[Data about app and page elements]
· · ·

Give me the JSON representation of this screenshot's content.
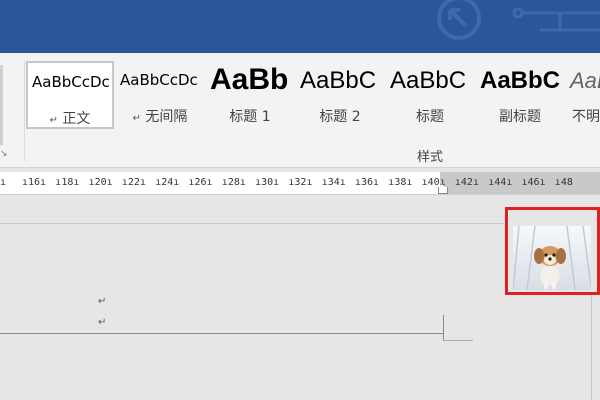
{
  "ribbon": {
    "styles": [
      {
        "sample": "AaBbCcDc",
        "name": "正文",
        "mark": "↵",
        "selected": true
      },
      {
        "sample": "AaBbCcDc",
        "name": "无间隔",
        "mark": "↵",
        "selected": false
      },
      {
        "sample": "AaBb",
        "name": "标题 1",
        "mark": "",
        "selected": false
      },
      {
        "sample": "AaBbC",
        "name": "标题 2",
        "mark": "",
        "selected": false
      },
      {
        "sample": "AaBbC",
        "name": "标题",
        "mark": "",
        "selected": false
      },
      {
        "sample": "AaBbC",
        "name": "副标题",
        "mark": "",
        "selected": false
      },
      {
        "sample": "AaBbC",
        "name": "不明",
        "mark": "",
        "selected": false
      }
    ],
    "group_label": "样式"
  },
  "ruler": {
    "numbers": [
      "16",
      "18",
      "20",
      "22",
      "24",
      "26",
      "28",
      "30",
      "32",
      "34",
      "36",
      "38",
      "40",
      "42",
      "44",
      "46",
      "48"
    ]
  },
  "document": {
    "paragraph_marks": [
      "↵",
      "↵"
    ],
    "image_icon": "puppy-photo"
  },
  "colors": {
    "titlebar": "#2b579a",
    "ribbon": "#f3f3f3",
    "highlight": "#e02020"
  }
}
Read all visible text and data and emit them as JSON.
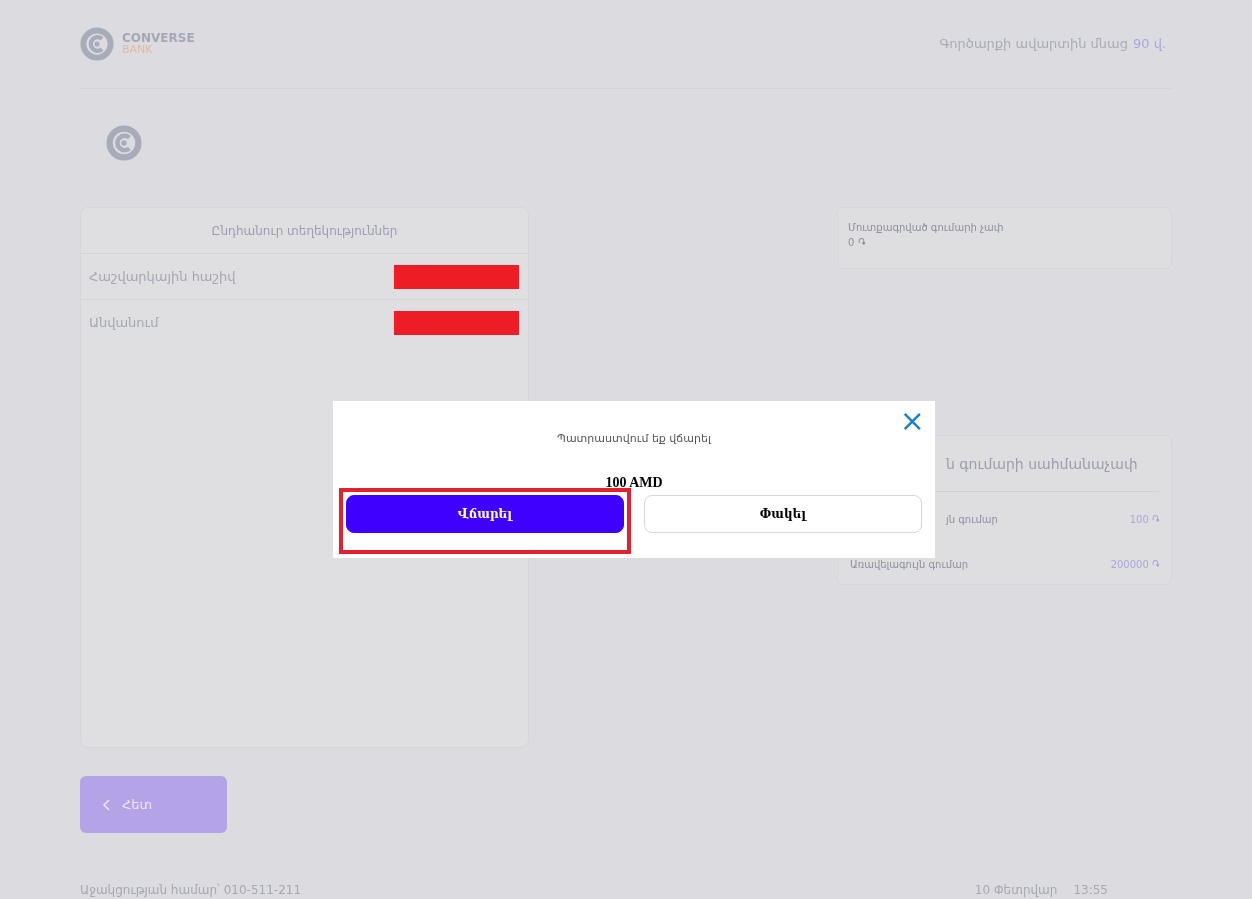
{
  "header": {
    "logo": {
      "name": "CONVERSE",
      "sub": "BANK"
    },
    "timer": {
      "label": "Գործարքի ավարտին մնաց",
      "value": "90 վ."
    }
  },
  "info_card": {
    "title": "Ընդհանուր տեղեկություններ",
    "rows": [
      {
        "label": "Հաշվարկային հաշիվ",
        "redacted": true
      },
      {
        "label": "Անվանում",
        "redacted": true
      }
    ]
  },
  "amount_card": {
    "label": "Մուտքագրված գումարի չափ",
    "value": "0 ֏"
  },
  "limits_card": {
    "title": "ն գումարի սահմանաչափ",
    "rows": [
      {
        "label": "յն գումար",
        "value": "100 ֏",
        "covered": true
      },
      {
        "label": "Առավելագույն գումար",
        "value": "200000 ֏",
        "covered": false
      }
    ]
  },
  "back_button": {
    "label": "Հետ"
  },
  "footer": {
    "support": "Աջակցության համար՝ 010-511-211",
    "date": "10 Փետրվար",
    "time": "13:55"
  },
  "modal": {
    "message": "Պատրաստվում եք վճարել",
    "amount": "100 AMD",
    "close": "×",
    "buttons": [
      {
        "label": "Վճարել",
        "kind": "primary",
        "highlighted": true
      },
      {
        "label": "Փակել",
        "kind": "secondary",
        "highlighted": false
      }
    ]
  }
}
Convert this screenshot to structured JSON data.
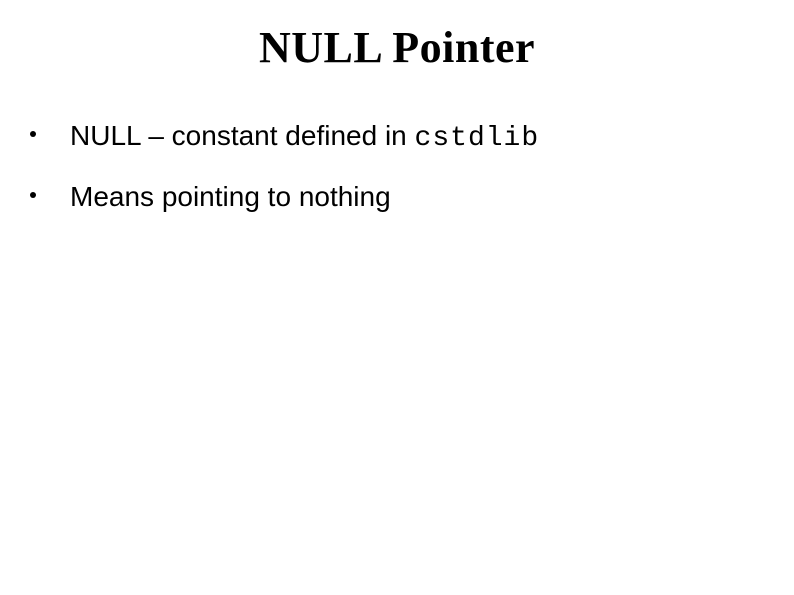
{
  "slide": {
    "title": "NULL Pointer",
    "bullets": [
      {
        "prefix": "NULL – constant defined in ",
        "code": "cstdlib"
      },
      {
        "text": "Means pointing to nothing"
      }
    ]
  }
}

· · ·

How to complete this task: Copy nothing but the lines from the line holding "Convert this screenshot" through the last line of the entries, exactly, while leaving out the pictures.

Response area:
Convert this screenshot to structured JSON data.
{
  "slide": {
    "title": "NULL Pointer",
    "bullets": [
      {
        "prefix": "NULL – constant defined in ",
        "code": "cstdlib"
      },
      {
        "text": "Means pointing to nothing"
      }
    ]
  }
}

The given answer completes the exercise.